Contact your representatives and insist they improve coordinated efforts in Haiti.  And, please keep giving to the Haitian people.  We can’t turn away from so much need. Please look for a reliable charity or organization and continue to support work being done to restore and rebuild Haiti.


The Haiti Habit

29 01 2010

Before January 12th, 2010, Haiti was a threadbare and violent country whose citizens lived hard lives. Since that day, many in Haiti find themselves without…without food, potable water, medical care, homes, parents, children, or hope.

When a disaster strikes and wipes out lives, homes, businesses – even governments – the world is quick to give. It’s a lovely tribute to our humanity and illustrates that we are all, at our most basic level, one community.

These past few weeks, kids were giving their allowances and going out to raise more money in their neighborhoods. People who had little to start with and less to spare were giving what they could. Rich individuals and big corporations gave substantial amounts.

And now, the giving has slowed.

Days melt into each other, and the world’s generosity has been much reported. It’s easy to think of Haiti and say to ourselves: “OK, the worst is over, at least it’ll get fixed.”

But, that may not be true. Not this time. This time, we can’t give and move on to the next thing.  Haiti and her people have to be our next everything for at least a year.

Let’s make 2010 – all of 2010 – the year we give to Haiti. Don’t send food or clothes or any items, because there’s no one working in the post office to receive them, no mail carriers to deliver them, and not enough porches left on which to place the packages.

It’s all about the money. With money, infrastructure can be put in place, water and sewer systems established, homes rebuilt, seeds and tools purchased for planting, healthcare resources made permanently available, and more. With money, everything a society needs not just to scrape by, but to thrive can be provided. And with all that, the chance to grow.

Find reputable agencies that have been working in Haiti for several years and give money to them, directing that your donations be put to use in Haiti.

It’s easy to pass off tragedy of this scope as a societal or governmental problem, something that can’t be solved by you or me. But, ask any changemaker what it takes. He or she will tell you that it takes one person, or a small group of friends, or a family, to decide. That’s it, they just have to decide, and then they do.

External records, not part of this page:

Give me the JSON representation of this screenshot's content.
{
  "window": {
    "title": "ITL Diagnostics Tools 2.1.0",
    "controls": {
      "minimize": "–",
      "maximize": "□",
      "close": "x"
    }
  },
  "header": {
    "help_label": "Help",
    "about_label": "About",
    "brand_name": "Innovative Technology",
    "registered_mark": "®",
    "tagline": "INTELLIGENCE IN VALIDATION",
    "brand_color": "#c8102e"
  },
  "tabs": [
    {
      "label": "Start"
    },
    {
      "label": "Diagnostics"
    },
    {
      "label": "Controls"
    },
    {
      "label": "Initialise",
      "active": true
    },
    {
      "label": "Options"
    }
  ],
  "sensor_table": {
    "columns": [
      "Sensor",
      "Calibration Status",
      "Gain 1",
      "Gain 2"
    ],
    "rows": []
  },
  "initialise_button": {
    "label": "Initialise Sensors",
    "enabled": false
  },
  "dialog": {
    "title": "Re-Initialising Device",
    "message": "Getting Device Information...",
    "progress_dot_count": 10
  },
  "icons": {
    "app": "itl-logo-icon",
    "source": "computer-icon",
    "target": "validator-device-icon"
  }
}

We’ve decided to make a habit out of Haiti this year. We hope you do the same.

We’ll post any stories or pictures you have about your Haiti habit. It’s going to be a great year.